3. Have you sold out a client’s interests in order to position yourself better for a contingency from a specific carrier?
4. Have you discussed the problems facing your client in to determine whether there are ways (other than insurance) in which you can provide s assistance, guidance, or relief?
5. Do you take time to acknowledge, in writing and in person, the difficulties or calamities a client might be undergoing?
6. With real estate values plummeting, have you suggested current appraisals to align value to coverage?
7. Have you accumulated a list of value-added resources that you can bring to the table?
8. Do you position yourself as a problem-solving resource, rather than a peddler of insurance?
9. Do your clients view you as a fountain of information critical to the business of their business?
10. Have you told your clients, by action and deed, that you truly value the opportunity to serve them?

Some of the “yes: answers might not be in the immediate best interests of your current bottom line; however, these actions will position you better to build brand loyalty and attract new business for long-term growth and success.
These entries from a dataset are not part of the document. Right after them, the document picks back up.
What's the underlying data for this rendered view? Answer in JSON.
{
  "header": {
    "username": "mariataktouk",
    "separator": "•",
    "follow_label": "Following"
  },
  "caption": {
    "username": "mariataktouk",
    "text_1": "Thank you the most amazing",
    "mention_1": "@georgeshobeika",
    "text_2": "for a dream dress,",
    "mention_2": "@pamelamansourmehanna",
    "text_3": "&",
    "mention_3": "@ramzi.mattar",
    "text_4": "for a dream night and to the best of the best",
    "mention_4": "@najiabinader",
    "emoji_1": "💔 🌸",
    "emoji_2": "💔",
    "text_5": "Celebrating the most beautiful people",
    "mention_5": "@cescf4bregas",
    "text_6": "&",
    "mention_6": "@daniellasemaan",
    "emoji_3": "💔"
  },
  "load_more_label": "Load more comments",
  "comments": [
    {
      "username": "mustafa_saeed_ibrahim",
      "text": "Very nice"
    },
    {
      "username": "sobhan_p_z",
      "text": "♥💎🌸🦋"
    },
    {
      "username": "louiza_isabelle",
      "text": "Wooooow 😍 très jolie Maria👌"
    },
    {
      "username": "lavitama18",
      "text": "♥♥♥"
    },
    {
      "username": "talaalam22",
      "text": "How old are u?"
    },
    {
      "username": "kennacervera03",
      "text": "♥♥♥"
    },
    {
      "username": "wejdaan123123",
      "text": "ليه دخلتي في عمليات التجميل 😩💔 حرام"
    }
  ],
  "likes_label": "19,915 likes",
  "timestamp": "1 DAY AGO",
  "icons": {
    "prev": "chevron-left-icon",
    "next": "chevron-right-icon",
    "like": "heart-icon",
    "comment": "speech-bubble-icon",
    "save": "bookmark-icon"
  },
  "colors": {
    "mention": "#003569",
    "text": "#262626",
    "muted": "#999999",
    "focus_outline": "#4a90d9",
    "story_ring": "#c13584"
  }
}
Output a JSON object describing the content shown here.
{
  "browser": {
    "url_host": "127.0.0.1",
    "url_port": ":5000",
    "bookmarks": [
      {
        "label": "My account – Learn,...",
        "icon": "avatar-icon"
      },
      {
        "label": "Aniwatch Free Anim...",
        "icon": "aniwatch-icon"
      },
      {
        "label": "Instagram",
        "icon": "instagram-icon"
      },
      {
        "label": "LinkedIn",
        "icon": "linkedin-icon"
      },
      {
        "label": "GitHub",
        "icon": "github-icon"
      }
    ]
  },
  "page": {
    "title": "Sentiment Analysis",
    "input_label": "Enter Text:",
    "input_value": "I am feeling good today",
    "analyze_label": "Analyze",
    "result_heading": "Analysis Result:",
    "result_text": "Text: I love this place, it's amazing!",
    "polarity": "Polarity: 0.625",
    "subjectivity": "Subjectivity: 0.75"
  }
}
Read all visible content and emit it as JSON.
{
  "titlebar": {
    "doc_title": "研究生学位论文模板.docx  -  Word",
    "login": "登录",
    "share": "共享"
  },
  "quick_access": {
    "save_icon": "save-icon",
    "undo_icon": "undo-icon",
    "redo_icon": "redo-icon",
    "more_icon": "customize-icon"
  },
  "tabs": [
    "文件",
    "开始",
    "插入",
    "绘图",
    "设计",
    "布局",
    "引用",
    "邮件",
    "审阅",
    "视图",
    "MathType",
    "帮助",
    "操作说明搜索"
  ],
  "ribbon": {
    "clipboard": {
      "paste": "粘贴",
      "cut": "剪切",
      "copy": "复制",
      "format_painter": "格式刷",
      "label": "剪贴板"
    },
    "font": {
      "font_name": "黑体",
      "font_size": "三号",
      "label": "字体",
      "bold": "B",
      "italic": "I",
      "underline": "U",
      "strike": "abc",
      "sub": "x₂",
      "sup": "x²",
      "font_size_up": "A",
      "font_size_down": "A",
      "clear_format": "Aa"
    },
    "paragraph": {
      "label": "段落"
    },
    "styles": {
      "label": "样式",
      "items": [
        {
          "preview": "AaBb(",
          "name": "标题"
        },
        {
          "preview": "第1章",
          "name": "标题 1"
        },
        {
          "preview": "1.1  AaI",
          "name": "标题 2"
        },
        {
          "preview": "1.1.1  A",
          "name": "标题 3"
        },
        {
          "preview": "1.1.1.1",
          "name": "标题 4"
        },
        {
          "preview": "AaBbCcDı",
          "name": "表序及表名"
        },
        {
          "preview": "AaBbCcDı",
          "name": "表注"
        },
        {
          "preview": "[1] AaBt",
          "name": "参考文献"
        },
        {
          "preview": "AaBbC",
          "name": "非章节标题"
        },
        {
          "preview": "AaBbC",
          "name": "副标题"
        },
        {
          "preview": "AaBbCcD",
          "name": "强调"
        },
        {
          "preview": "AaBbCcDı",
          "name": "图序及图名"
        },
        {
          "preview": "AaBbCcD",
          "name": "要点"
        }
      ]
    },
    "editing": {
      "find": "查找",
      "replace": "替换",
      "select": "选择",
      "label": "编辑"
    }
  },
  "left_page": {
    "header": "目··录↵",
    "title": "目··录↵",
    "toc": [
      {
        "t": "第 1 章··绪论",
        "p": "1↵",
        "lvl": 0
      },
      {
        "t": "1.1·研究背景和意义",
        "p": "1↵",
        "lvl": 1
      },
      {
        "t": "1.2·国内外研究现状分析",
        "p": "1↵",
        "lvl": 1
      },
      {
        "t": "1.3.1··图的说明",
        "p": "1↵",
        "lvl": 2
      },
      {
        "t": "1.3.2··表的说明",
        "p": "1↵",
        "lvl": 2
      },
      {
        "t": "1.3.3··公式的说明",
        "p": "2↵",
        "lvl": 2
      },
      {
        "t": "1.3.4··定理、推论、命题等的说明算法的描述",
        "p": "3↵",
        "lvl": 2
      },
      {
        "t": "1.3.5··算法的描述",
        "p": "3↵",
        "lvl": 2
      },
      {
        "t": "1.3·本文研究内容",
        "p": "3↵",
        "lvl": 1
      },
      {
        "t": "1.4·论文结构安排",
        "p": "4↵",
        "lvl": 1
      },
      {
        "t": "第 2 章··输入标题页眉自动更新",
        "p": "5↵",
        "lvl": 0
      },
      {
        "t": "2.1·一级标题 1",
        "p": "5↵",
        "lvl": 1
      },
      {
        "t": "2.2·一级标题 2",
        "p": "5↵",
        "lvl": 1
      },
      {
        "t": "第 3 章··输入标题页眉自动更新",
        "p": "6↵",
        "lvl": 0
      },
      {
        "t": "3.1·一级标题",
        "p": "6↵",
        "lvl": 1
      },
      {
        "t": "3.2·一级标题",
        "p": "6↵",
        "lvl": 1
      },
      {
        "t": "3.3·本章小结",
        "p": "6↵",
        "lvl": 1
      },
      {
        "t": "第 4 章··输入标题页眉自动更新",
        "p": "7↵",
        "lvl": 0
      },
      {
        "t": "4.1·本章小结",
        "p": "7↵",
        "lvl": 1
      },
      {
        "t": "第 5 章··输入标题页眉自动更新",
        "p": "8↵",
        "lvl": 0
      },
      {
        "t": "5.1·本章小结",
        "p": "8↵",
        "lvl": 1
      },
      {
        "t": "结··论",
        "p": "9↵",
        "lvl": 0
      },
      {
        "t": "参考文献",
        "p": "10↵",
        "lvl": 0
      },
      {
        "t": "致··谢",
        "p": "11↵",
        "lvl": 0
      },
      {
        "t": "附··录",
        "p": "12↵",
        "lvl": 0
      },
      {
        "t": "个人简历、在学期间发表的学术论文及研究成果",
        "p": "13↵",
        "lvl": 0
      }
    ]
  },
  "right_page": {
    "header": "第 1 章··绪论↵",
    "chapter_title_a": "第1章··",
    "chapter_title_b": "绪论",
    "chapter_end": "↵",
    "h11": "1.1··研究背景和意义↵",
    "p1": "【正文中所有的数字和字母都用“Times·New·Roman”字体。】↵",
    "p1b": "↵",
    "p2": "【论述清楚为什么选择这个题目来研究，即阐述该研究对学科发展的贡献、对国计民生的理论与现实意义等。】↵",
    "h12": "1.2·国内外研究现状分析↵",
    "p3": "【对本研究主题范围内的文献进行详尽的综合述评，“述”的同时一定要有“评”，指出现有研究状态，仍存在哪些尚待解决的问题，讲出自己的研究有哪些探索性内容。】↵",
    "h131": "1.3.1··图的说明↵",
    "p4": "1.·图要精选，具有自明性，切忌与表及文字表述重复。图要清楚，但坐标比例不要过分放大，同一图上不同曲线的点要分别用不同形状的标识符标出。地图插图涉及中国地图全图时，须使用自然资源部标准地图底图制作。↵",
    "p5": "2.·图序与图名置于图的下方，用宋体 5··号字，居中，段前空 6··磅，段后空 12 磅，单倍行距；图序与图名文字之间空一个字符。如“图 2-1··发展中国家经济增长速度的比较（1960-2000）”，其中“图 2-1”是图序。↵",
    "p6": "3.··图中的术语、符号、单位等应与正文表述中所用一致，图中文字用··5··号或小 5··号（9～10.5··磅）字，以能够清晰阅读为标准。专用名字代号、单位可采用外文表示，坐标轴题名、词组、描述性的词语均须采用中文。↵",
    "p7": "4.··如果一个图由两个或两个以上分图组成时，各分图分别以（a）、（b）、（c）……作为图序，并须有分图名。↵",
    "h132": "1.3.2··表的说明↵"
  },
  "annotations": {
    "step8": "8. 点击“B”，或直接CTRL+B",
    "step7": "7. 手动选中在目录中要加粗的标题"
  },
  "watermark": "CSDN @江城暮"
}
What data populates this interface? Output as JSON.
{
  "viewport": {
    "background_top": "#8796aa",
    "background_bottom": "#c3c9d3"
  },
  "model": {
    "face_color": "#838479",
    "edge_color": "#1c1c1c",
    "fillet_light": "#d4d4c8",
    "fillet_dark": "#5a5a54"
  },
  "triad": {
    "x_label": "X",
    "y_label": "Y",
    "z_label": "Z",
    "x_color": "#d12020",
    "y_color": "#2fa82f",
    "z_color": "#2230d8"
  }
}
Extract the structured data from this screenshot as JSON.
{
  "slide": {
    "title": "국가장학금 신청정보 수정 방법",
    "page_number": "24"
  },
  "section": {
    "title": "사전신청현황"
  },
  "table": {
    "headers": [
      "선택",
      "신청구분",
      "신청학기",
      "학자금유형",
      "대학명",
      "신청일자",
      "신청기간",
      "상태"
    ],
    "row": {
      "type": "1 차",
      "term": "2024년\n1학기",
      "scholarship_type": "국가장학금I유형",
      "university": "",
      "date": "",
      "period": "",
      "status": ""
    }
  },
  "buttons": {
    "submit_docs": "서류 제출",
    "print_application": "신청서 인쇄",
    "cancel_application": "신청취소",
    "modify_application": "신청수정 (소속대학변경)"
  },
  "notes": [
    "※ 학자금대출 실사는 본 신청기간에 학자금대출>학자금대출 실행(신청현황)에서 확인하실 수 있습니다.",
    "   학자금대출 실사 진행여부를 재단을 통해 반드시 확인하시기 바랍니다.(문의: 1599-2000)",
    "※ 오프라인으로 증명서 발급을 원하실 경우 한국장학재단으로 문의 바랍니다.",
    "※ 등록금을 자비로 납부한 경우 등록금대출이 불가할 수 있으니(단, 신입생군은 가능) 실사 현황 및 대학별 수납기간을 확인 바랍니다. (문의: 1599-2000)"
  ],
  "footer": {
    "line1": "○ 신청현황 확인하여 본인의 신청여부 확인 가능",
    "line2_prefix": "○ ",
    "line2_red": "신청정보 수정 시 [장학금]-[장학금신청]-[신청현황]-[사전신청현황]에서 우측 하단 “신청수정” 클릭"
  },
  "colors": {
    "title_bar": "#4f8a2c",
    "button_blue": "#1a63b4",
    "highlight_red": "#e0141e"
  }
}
All you have to do is step into the sunlight of the spirit by nurturing your relationships.

Jack Burke, president of Sound Marketing, Inc. (Branson, MO), is the author of Relationship Aspect Marketing and Creating Customer Connections. For more information, please call (800) 451-8273, e-mail:  jack@soundmarketing.com, or visit www.soundmarketing.com.